*The data*:

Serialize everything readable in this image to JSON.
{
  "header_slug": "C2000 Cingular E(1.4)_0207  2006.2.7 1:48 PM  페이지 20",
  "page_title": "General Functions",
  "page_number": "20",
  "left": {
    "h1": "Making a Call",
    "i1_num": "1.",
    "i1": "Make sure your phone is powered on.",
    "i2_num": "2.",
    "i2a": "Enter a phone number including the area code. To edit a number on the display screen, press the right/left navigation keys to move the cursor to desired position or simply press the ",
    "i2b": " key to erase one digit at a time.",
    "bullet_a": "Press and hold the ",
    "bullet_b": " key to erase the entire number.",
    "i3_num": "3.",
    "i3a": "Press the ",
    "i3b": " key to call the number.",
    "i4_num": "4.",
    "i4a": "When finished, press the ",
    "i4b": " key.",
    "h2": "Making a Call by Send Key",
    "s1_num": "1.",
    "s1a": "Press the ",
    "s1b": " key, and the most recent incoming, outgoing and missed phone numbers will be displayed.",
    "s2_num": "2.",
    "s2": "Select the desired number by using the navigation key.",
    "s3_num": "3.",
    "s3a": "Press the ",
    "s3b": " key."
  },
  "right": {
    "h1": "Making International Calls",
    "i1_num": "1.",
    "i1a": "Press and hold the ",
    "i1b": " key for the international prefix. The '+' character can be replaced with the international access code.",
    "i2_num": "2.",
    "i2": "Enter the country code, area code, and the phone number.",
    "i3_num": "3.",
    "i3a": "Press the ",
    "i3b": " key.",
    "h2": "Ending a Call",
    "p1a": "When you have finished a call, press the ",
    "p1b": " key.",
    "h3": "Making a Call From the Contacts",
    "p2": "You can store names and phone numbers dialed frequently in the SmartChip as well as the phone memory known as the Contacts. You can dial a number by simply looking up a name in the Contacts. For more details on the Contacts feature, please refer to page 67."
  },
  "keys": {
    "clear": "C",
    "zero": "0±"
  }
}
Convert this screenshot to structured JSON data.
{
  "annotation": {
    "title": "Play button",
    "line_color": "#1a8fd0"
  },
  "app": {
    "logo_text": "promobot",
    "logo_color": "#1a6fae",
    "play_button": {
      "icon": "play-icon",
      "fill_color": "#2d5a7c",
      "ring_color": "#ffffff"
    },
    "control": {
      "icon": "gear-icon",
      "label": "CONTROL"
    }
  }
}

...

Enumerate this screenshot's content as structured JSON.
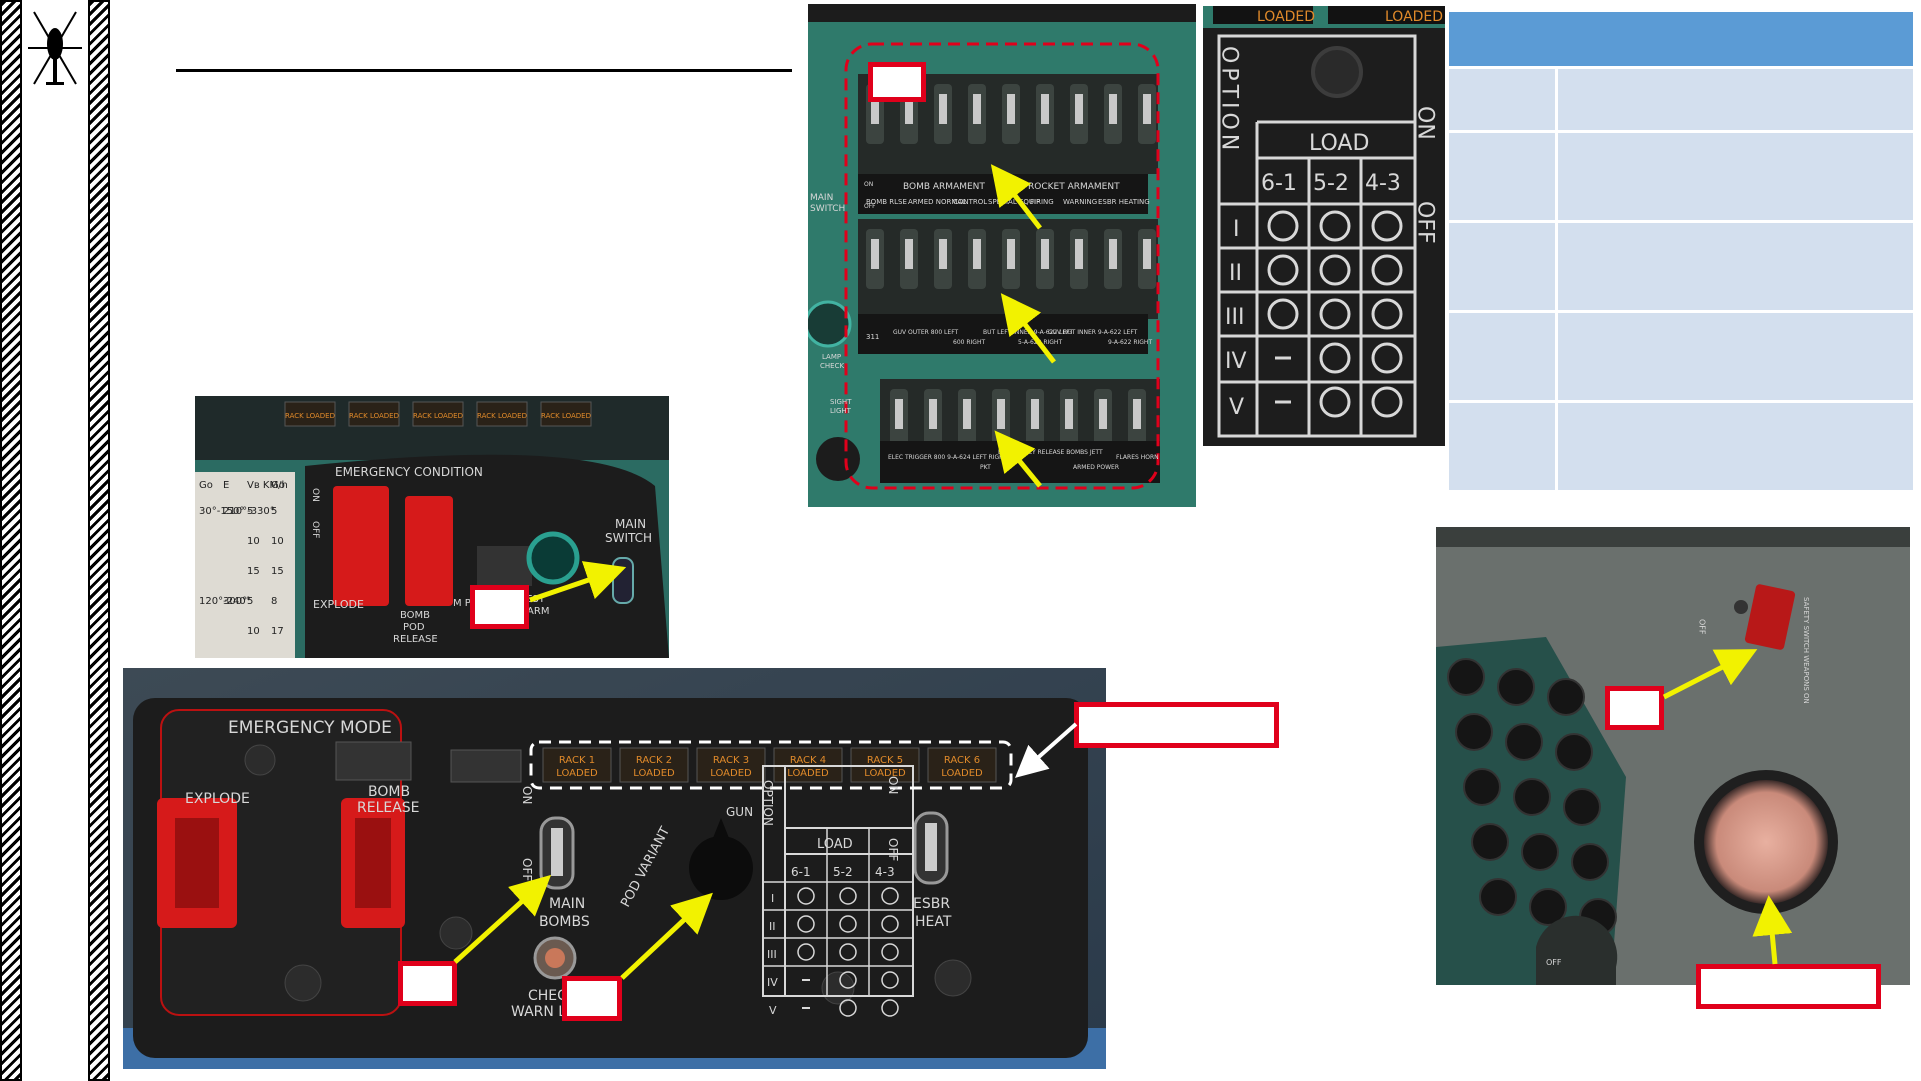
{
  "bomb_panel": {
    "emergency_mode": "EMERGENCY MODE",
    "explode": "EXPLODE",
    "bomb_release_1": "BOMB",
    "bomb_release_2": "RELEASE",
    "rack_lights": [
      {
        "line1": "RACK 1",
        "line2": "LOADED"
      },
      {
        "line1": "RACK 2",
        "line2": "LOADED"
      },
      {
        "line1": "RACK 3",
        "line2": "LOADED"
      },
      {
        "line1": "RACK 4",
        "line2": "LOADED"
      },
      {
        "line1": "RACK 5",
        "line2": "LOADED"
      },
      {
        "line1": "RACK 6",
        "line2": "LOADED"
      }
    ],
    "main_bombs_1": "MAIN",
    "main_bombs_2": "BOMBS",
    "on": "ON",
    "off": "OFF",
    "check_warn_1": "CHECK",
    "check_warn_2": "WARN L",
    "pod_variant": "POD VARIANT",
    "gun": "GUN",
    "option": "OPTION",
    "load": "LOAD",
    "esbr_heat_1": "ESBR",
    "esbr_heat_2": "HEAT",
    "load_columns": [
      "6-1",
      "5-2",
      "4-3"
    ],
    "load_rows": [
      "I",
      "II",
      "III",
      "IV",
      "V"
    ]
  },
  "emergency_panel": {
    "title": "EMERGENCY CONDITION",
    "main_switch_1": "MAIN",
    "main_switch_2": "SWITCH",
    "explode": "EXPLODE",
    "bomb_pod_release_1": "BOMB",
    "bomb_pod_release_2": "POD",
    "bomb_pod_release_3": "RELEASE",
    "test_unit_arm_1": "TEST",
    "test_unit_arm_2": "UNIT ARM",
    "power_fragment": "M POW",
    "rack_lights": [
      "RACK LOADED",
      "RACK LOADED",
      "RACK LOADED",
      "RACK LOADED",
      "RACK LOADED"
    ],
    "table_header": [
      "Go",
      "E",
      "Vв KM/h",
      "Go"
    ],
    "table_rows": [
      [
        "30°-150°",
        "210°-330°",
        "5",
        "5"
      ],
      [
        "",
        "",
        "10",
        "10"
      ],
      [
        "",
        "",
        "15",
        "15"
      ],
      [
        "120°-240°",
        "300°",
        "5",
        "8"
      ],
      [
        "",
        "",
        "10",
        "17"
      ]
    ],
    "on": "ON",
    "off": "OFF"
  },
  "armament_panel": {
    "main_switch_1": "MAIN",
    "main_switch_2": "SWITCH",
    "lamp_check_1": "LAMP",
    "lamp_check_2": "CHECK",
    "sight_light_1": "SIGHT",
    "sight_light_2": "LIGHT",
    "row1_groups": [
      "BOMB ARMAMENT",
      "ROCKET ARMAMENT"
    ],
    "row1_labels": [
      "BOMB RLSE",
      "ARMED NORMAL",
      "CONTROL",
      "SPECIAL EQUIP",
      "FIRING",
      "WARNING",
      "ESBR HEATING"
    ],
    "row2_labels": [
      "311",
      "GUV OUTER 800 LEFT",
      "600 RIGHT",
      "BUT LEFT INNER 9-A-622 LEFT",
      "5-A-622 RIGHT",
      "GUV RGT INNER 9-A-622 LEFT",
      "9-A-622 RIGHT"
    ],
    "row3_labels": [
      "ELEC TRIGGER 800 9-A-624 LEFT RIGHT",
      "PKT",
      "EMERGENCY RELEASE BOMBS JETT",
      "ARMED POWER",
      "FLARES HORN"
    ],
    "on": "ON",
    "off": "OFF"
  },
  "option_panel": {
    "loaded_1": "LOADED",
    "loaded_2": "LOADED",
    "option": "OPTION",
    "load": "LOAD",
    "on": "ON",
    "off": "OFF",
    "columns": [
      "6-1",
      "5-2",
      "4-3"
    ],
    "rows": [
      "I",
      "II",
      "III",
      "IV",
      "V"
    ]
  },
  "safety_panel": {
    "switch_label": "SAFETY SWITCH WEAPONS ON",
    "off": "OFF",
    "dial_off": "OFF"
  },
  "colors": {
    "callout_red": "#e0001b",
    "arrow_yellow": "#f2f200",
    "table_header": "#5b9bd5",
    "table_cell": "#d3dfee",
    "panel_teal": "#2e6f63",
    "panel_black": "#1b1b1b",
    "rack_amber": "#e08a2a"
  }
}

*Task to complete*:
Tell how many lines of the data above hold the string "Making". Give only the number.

*Exercise output*:
4